Inside Christian churches, natural light has long been harnessed to underscore theological, symbolic, and ideological statements. In this volume, twenty-four international scholars with various specialties explore how the study of sunlight can reveal essential aspects of the design, decoration, and function of medieval sacred spaces.
Themes covered include the interaction between patrons, advisors, architects, and artists, as well as local negotiations among competing traditions that yielded new visual and spatial constructs for which natural light served as a defining and unifying factor. The study of natural light in medieval churches reveals cultural relations, knowledge transfer patterns, processes of translation and adaptation, as well as experiential aspects of sacred spaces in the Middle Ages.

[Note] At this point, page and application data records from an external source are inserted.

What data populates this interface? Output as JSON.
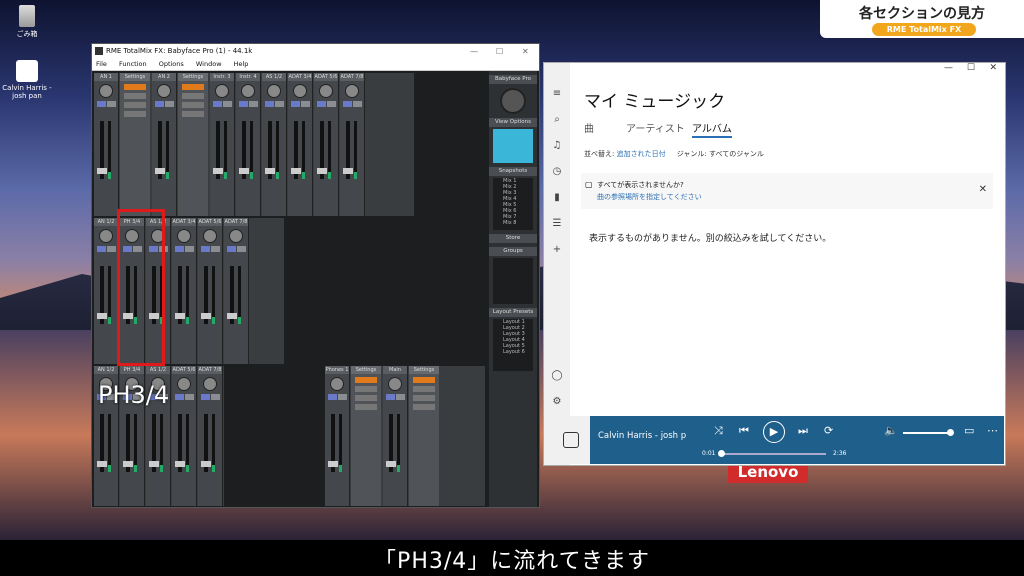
{
  "desktop": {
    "recycle_label": "ごみ箱",
    "music_icon_label": "Calvin Harris - josh pan"
  },
  "badge": {
    "title": "各セクションの見方",
    "subtitle": "RME TotalMix FX"
  },
  "caption": "「PH3/4」に流れてきます",
  "annotation": "PH3/4",
  "lenovo": "Lenovo",
  "totalmix": {
    "title": "RME TotalMix FX: Babyface Pro (1) - 44.1k",
    "menu": [
      "File",
      "Function",
      "Options",
      "Window",
      "Help"
    ],
    "row1": [
      "AN 1",
      "Settings",
      "AN 2",
      "Settings",
      "Instr. 3",
      "Instr. 4",
      "AS 1/2",
      "ADAT 3/4",
      "ADAT 5/6",
      "ADAT 7/8"
    ],
    "row2": [
      "AN 1/2",
      "PH 3/4",
      "AS 1/2",
      "ADAT 3/4",
      "ADAT 5/6",
      "ADAT 7/8"
    ],
    "row3": [
      "AN 1/2",
      "PH 3/4",
      "AS 1/2",
      "ADAT 5/6",
      "ADAT 7/8"
    ],
    "row4": [
      "Phones 1",
      "Settings",
      "Main",
      "Settings"
    ],
    "right": {
      "device": "Babyface Pro",
      "view_options": "View Options",
      "snapshots": "Snapshots",
      "snapshot_items": [
        "Mix 1",
        "Mix 2",
        "Mix 3",
        "Mix 4",
        "Mix 5",
        "Mix 6",
        "Mix 7",
        "Mix 8"
      ],
      "store": "Store",
      "groups": "Groups",
      "layout_presets": "Layout Presets",
      "layout_items": [
        "Layout 1",
        "Layout 2",
        "Layout 3",
        "Layout 4",
        "Layout 5",
        "Layout 6"
      ]
    }
  },
  "music": {
    "title": "マイ ミュージック",
    "tabs": [
      "曲",
      "アーティスト",
      "アルバム"
    ],
    "sort_label": "並べ替え:",
    "sort_value": "追加された日付",
    "genre_label": "ジャンル:",
    "genre_value": "すべてのジャンル",
    "notice_line1": "すべてが表示されませんか?",
    "notice_line2": "曲の参照場所を指定してください",
    "empty": "表示するものがありません。別の絞込みを試してください。",
    "player": {
      "track": "Calvin Harris - josh p",
      "elapsed": "0:01",
      "total": "2:36"
    }
  }
}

Contributors are: Anna Adashinskaya, Jelena Bogdanović, Debanjana Chatterjee, Ljiljana Čavić, Aleksandar Čučaković, Dušan Danilović, Magdalena Dragović, Natalia Figueiras Pimentel, Leslie Forehand, Jacob Gasper, Vera Henkelmann, Gabriel-Dinu Herea, Vladimir Ivanovici, Charles Kerton, Jorge López Quiroga, Anastasija Martinenko, Andrea Mattiello, Rubén G. Mendoza, Dimitris Minasidis, Maria Paschali, Marko Pejić, Iakovos Potamianos, Maria Shevelkina, Alice Isabella Sullivan, Travis Yeager, and Olga Yunak.
This volume is number 88 in the ‘East Central and Eastern Europe in the Middle Ages, 450-1450’ series.
For more information and to order a copy, visit the Brill website.